■ **Recorded data**
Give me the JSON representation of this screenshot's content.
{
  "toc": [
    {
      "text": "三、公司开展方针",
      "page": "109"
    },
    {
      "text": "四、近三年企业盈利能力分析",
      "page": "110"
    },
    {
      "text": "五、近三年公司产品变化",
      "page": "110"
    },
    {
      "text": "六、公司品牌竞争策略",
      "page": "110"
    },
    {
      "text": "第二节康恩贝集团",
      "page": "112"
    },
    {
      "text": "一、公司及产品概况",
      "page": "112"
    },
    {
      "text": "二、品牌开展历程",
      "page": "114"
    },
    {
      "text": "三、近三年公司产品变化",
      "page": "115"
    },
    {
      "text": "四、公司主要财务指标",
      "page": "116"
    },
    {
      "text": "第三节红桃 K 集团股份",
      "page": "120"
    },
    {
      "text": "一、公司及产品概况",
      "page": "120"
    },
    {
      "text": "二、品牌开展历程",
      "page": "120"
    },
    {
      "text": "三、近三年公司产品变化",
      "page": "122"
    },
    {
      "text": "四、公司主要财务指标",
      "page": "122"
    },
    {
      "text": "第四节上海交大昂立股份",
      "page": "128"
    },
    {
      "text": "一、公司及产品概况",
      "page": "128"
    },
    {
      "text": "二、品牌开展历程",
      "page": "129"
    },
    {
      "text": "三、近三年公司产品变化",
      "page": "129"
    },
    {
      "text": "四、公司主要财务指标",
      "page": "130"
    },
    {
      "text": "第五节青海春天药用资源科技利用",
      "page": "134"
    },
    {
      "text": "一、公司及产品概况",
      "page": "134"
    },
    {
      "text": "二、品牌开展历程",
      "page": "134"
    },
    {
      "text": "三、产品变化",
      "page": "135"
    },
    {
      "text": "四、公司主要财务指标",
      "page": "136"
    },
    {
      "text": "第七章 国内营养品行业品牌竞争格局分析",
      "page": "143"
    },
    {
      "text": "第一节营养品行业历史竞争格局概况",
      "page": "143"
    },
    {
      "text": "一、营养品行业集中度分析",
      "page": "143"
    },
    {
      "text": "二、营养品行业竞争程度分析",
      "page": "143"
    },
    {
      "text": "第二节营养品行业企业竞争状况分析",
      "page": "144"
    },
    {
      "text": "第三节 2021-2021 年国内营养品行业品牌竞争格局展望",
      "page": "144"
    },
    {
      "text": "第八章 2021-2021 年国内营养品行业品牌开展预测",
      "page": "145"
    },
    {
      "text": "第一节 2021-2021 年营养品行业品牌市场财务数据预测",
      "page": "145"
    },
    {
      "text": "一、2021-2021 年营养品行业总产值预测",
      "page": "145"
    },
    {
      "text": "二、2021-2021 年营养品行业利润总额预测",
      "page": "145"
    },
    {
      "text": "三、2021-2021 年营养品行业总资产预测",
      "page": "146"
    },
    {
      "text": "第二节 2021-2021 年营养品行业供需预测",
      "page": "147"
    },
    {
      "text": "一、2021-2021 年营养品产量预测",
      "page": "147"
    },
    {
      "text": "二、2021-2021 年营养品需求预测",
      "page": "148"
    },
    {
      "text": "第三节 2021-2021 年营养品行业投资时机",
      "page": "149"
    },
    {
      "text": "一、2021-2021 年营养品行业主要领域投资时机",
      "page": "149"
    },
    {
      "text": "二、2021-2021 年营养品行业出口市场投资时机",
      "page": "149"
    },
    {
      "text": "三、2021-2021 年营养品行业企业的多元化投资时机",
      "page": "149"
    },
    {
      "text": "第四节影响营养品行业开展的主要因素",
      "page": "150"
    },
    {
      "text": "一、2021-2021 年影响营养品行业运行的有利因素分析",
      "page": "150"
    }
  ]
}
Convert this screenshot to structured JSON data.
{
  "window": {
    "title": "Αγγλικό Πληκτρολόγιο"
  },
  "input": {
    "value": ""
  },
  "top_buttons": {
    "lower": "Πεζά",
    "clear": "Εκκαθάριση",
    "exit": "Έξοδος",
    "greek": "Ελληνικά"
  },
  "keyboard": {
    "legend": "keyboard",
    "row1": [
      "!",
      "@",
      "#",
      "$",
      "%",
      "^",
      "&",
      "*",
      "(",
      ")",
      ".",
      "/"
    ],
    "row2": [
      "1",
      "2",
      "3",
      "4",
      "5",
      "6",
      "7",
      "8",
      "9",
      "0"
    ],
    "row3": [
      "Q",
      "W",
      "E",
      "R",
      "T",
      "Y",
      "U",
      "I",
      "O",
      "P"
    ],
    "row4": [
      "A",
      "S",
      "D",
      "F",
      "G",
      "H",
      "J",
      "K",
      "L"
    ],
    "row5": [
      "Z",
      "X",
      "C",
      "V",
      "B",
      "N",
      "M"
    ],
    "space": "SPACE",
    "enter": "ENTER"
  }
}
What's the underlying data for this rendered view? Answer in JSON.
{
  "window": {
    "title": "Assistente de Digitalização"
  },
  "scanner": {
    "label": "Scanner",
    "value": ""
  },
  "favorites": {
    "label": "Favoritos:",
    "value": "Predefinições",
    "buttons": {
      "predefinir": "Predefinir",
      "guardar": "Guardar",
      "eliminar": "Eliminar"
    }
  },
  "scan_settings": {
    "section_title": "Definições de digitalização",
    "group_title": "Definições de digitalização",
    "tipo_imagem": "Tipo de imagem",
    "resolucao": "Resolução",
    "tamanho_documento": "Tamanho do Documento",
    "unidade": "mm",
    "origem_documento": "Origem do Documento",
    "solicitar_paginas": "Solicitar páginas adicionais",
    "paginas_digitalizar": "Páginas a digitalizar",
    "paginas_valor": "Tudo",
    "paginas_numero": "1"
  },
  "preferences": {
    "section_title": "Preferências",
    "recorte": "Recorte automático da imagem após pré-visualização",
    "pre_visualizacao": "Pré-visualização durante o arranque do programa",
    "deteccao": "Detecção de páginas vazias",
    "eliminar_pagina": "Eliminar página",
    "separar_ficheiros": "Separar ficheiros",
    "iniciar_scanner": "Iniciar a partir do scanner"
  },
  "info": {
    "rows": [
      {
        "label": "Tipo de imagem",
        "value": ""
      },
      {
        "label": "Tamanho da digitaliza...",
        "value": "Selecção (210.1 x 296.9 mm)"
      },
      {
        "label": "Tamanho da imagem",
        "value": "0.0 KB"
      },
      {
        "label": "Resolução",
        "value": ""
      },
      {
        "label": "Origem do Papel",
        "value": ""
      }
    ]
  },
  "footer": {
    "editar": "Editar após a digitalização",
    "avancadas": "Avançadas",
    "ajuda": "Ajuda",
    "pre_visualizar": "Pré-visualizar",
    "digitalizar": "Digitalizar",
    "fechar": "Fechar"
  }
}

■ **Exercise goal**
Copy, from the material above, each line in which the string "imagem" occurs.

■ **Answer**
    "tipo_imagem": "Tipo de imagem",
    "recorte": "Recorte automático da imagem após pré-visualização",
        "label": "Tipo de imagem",
        "label": "Tamanho da imagem",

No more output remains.